Your task >> Repeat the records exactly. Leave out the pictures.

Study material START

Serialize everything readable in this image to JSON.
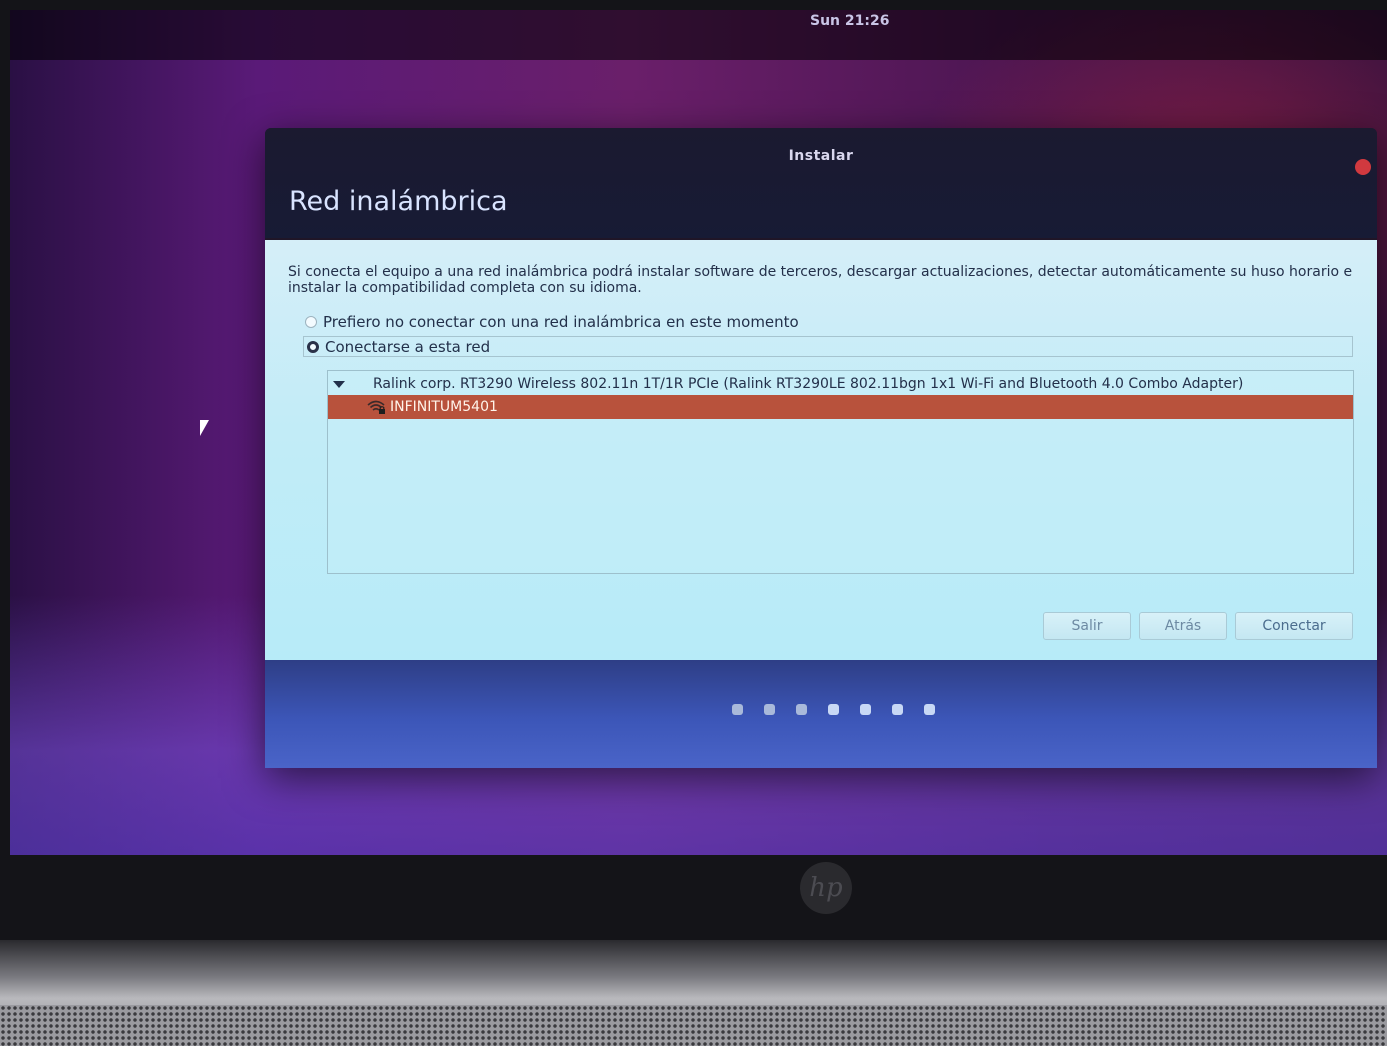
{
  "topbar": {
    "clock": "Sun 21:26"
  },
  "window": {
    "title": "Instalar",
    "page_title": "Red inalámbrica"
  },
  "content": {
    "description": "Si conecta el equipo a una red inalámbrica podrá instalar software de terceros, descargar actualizaciones, detectar automáticamente su huso horario e instalar la compatibilidad completa con su idioma.",
    "options": [
      {
        "label": "Prefiero no conectar con una red inalámbrica en este momento",
        "selected": false
      },
      {
        "label": "Conectarse a esta red",
        "selected": true
      }
    ],
    "adapter": "Ralink corp. RT3290 Wireless 802.11n 1T/1R PCIe (Ralink RT3290LE 802.11bgn 1x1 Wi-Fi and Bluetooth 4.0 Combo Adapter)",
    "networks": [
      {
        "ssid": "INFINITUM5401",
        "secured": true,
        "selected": true,
        "icon": "wifi-locked-icon"
      }
    ]
  },
  "buttons": {
    "quit": "Salir",
    "back": "Atrás",
    "connect": "Conectar"
  },
  "progress": {
    "total_steps": 7,
    "completed_steps": 3
  },
  "colors": {
    "selection": "#b8523c",
    "content_bg": "#c2ecf7",
    "footer_bg": "#3c56b8",
    "close_button": "#d1393f"
  },
  "branding": {
    "logo": "hp"
  }
}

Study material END

Response to the task >>
Serialize everything readable in this image to JSON.
{
  "topbar": {
    "clock": "Sun 21:26"
  },
  "window": {
    "title": "Instalar",
    "page_title": "Red inalámbrica"
  },
  "content": {
    "description": "Si conecta el equipo a una red inalámbrica podrá instalar software de terceros, descargar actualizaciones, detectar automáticamente su huso horario e instalar la compatibilidad completa con su idioma.",
    "options": [
      {
        "label": "Prefiero no conectar con una red inalámbrica en este momento",
        "selected": false
      },
      {
        "label": "Conectarse a esta red",
        "selected": true
      }
    ],
    "adapter": "Ralink corp. RT3290 Wireless 802.11n 1T/1R PCIe (Ralink RT3290LE 802.11bgn 1x1 Wi-Fi and Bluetooth 4.0 Combo Adapter)",
    "networks": [
      {
        "ssid": "INFINITUM5401",
        "secured": true,
        "selected": true,
        "icon": "wifi-locked-icon"
      }
    ]
  },
  "buttons": {
    "quit": "Salir",
    "back": "Atrás",
    "connect": "Conectar"
  },
  "progress": {
    "total_steps": 7,
    "completed_steps": 3
  },
  "colors": {
    "selection": "#b8523c",
    "content_bg": "#c2ecf7",
    "footer_bg": "#3c56b8",
    "close_button": "#d1393f"
  },
  "branding": {
    "logo": "hp"
  }
}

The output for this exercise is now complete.